Data for the task:

==============================

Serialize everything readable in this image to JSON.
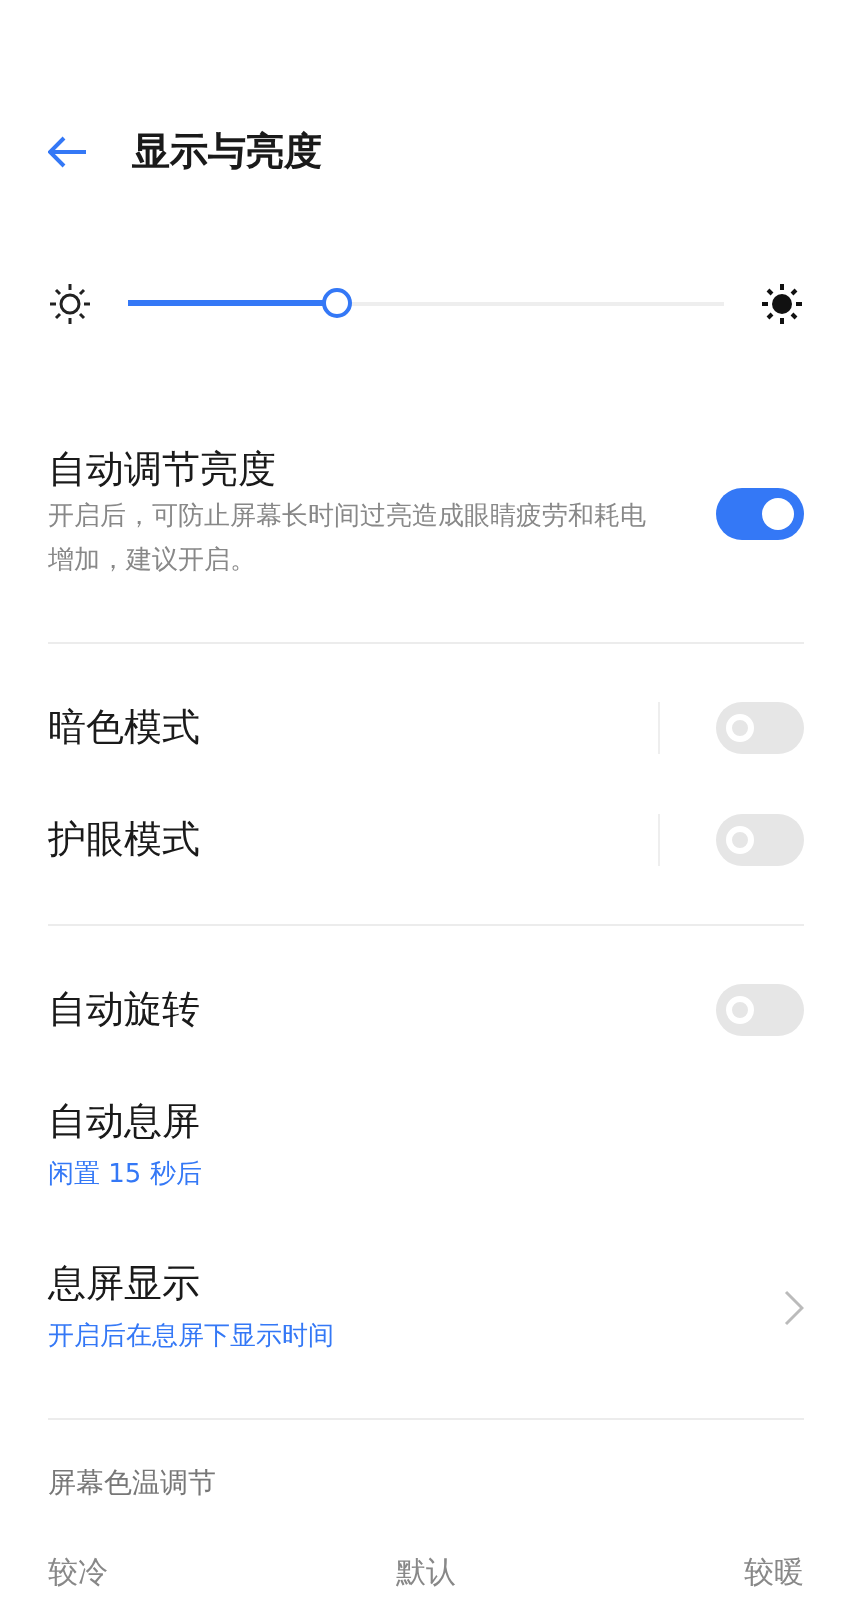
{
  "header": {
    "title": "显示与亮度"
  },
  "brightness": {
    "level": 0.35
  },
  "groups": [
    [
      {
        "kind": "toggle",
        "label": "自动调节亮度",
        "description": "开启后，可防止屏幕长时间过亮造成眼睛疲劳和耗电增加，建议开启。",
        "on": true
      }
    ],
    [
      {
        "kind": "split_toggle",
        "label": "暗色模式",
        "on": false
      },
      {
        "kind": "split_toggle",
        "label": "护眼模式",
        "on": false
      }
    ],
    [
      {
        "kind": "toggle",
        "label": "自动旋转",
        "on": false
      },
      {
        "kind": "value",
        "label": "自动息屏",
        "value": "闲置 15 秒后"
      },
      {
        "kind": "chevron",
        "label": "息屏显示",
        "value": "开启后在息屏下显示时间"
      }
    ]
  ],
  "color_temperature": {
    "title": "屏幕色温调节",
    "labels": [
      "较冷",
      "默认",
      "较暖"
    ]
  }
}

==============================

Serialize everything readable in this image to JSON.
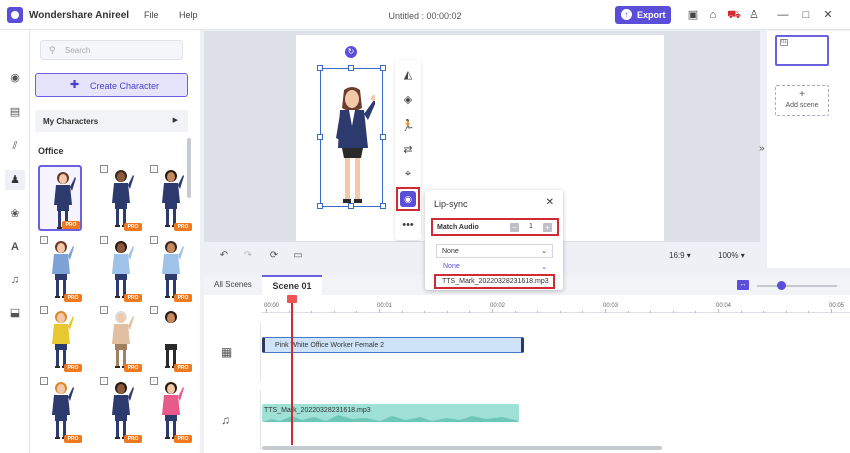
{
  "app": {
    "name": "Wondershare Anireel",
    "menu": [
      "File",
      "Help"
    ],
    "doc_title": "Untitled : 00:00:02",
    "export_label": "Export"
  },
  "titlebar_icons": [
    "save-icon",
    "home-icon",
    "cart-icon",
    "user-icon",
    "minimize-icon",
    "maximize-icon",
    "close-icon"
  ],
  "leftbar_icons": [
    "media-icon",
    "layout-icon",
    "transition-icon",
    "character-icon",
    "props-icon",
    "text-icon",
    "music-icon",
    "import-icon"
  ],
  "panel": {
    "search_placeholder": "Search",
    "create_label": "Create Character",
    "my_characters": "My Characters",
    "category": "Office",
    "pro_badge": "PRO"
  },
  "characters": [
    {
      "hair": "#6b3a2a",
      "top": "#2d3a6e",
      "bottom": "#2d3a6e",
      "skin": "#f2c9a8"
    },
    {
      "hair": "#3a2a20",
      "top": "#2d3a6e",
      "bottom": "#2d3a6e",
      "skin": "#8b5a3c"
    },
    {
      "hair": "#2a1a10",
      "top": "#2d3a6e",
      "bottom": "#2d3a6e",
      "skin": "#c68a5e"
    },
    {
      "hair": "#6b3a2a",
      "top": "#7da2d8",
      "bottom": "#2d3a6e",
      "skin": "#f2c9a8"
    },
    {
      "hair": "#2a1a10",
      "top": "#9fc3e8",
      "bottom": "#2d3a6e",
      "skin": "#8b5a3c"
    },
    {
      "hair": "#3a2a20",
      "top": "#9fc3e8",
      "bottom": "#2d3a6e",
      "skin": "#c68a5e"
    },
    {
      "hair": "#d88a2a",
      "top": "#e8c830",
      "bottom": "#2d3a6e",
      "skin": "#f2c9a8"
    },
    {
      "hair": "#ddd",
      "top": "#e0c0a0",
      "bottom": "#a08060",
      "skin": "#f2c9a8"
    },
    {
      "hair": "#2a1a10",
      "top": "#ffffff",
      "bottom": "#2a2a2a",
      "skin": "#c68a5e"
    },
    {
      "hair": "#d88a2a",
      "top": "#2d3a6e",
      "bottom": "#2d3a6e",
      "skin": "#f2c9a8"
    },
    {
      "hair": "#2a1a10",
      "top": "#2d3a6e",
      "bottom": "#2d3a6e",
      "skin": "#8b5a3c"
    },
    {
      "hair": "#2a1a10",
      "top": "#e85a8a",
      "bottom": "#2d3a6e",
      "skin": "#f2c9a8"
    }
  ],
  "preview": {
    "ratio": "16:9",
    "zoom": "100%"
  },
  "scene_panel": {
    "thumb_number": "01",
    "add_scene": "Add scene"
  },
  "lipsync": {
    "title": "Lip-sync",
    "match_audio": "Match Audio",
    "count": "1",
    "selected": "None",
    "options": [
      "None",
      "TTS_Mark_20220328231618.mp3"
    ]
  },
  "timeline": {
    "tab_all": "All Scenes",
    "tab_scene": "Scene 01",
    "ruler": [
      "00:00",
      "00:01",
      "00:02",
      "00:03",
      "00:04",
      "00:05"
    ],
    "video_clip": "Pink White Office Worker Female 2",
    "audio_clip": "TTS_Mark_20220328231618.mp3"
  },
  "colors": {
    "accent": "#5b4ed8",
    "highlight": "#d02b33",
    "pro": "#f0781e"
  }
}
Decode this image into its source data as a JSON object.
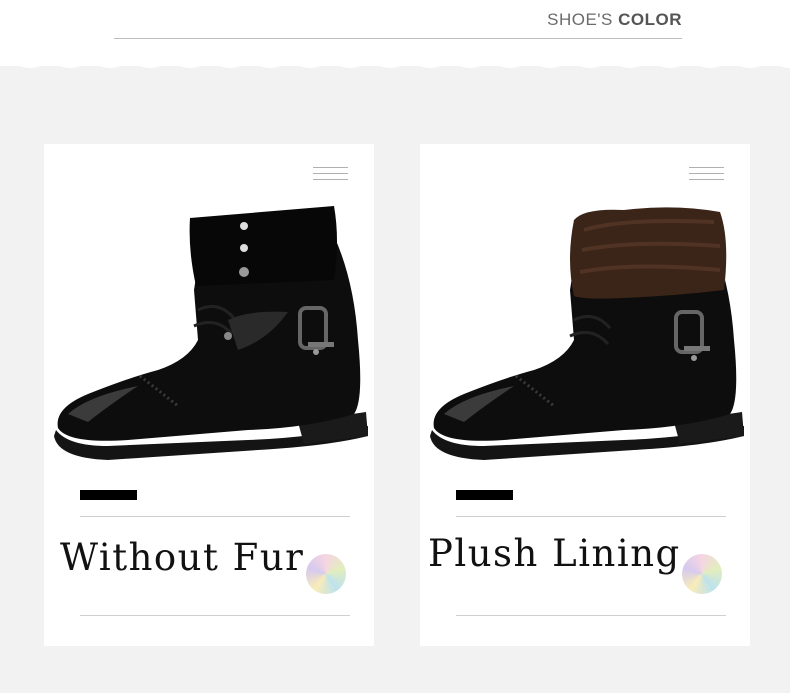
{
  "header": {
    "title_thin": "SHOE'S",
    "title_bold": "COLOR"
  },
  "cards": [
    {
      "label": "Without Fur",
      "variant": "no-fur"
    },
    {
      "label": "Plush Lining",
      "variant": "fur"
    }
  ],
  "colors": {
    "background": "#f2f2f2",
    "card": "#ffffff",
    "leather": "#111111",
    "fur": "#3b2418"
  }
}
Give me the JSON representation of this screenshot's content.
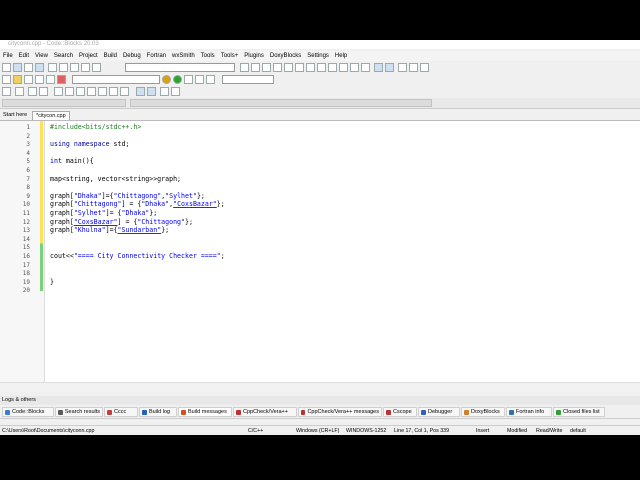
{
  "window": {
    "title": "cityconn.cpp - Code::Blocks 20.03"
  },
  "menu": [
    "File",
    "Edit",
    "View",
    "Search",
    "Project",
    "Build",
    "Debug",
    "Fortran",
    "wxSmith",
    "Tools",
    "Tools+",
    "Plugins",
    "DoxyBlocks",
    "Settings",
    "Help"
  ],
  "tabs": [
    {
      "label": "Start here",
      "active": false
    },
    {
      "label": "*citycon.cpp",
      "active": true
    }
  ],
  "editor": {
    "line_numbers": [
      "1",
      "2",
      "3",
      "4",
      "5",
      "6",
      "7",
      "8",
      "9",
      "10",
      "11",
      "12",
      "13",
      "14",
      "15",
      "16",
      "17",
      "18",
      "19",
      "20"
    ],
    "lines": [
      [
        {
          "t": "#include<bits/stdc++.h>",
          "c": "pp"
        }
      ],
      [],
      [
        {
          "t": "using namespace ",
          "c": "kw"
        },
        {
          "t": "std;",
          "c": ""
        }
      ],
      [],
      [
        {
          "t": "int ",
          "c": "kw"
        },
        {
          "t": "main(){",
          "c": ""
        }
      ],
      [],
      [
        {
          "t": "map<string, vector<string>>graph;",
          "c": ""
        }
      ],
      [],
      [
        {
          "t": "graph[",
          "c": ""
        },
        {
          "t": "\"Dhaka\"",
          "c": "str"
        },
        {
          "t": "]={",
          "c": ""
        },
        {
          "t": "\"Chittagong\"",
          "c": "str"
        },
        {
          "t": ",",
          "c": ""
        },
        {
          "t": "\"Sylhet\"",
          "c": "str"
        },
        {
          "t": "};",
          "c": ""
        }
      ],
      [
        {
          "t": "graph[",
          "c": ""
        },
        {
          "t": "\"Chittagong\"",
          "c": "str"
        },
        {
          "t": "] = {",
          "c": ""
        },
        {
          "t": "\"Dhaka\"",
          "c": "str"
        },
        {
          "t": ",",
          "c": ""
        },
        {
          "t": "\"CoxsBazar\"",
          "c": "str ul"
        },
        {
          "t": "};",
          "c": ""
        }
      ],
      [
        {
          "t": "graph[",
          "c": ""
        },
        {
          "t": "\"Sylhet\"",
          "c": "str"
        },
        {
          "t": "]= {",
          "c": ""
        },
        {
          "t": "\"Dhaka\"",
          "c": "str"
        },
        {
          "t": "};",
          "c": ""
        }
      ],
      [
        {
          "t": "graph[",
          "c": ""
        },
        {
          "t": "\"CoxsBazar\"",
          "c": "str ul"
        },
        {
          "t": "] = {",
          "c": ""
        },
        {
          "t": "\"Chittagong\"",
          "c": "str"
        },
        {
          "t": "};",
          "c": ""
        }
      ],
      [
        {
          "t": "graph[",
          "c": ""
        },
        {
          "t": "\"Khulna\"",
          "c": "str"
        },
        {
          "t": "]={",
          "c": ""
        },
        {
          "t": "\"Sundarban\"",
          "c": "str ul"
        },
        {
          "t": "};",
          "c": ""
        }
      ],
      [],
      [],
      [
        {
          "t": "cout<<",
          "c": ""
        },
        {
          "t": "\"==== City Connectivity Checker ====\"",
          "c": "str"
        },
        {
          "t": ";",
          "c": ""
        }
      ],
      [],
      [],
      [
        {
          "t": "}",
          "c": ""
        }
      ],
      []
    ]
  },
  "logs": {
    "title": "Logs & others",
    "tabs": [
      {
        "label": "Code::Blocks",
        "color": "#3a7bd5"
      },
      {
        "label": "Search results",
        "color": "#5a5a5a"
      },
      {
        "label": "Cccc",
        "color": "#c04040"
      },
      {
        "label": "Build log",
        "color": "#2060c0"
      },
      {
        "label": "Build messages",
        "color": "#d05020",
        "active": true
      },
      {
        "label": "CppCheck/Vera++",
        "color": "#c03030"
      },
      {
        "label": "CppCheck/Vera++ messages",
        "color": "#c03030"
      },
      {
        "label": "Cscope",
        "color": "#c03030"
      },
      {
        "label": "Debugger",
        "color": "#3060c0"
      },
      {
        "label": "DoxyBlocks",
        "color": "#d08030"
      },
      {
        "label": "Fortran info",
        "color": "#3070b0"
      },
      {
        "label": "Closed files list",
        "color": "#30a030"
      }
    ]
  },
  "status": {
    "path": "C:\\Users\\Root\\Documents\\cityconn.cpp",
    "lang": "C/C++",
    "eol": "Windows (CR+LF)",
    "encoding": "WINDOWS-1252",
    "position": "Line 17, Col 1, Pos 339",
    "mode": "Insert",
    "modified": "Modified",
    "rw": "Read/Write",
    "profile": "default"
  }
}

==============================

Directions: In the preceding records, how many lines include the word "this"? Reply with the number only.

Exercise response: 4